“Toxicological experimentation” refers to testing the toxicity of a drug or a toxic substance on a living organism to see what reactions there may be. It’s basically just a fancy way to say “poisoning.”
In the U.S., labs use various methods to poison animals, pretending the results will teach us something about our human bodies. Experimenters force drugs and other toxins into the bodies of animals trapped in labs, to determine how much of the toxin can be used before it’s lethal or has other negative reactions.
They put poisons in animals’ eyes, on their skin, force it down their throats. Then they watch as the animal suffers and they note what the suffering entailed—were there scabs, itching, chemical burns, vomit, foaming at the mouth, seizures, death?
Even after torturing animals with poison, there’s no guarantee that humans will have similar reactions. Take, for example, Ibuprofen. For most humans, it’ll help relieve a headache, but for dogs, it’s often toxic.
So why do these experiments keep happening?
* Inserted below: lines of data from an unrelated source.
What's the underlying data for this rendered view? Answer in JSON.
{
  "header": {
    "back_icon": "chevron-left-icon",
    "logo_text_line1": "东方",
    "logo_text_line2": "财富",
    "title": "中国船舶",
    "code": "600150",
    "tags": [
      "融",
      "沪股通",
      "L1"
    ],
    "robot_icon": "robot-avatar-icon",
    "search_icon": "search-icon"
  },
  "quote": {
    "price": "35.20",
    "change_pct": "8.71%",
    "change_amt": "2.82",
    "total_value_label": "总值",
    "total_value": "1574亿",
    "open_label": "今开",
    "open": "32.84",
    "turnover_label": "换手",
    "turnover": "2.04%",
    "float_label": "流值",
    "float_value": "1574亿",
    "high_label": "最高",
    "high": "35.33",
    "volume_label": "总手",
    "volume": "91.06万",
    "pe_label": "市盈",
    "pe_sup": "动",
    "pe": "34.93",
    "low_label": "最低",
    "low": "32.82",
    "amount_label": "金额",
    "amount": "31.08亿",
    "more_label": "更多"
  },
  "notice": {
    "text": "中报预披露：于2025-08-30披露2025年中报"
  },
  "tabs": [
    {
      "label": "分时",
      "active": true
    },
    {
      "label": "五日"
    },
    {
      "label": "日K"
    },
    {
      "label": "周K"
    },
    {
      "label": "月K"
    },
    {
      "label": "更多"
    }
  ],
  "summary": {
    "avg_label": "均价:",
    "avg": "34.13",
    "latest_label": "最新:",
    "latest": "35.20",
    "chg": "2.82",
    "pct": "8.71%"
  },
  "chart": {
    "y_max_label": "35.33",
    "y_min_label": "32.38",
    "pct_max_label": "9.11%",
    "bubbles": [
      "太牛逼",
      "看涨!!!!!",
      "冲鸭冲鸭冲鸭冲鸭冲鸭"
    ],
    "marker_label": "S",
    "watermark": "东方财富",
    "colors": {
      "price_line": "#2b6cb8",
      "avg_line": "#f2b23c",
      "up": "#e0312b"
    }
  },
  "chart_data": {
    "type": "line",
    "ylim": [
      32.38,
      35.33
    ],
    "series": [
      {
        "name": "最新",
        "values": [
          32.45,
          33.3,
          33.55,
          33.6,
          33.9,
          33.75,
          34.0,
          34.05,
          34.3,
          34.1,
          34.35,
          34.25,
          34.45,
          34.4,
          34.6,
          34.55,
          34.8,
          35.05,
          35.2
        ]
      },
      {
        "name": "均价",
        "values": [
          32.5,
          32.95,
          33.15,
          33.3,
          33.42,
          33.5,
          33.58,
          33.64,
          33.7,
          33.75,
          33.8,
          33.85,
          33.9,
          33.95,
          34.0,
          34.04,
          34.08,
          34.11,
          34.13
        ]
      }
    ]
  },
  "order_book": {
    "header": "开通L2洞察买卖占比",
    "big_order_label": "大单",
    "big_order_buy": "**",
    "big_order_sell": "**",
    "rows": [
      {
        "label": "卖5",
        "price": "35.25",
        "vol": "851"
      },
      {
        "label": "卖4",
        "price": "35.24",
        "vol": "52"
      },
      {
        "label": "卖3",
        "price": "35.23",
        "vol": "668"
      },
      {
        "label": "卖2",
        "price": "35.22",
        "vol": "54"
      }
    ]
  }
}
That’s a question addressed by recently introduced legislation in California—S.B. 252, the Protection of Dogs and Cats from Unnecessary Testing Act. Introduced by Senator Scott Weiner, this bill prohibits painful and unnecessary toxicological experiments on dogs and cats, unless required by another law.
We support this legislation, because it is the first step to ending poison experiments in the U.S. Labs poison all species of animals, and we’re hopeful that passage of a law protecting dogs and cats will be the stepping stone to protecting all species from being purposely poisoned in labs. We understand that change happens in increments, and every step matters.
For our California supporters, now’s the time to get involved.
The California Senate Judiciary Committee has a hearing scheduled for this bill on April 6, 2021. Please take a moment to send a message to the Committee to tell your representatives you support this legislation and would like them to, as well.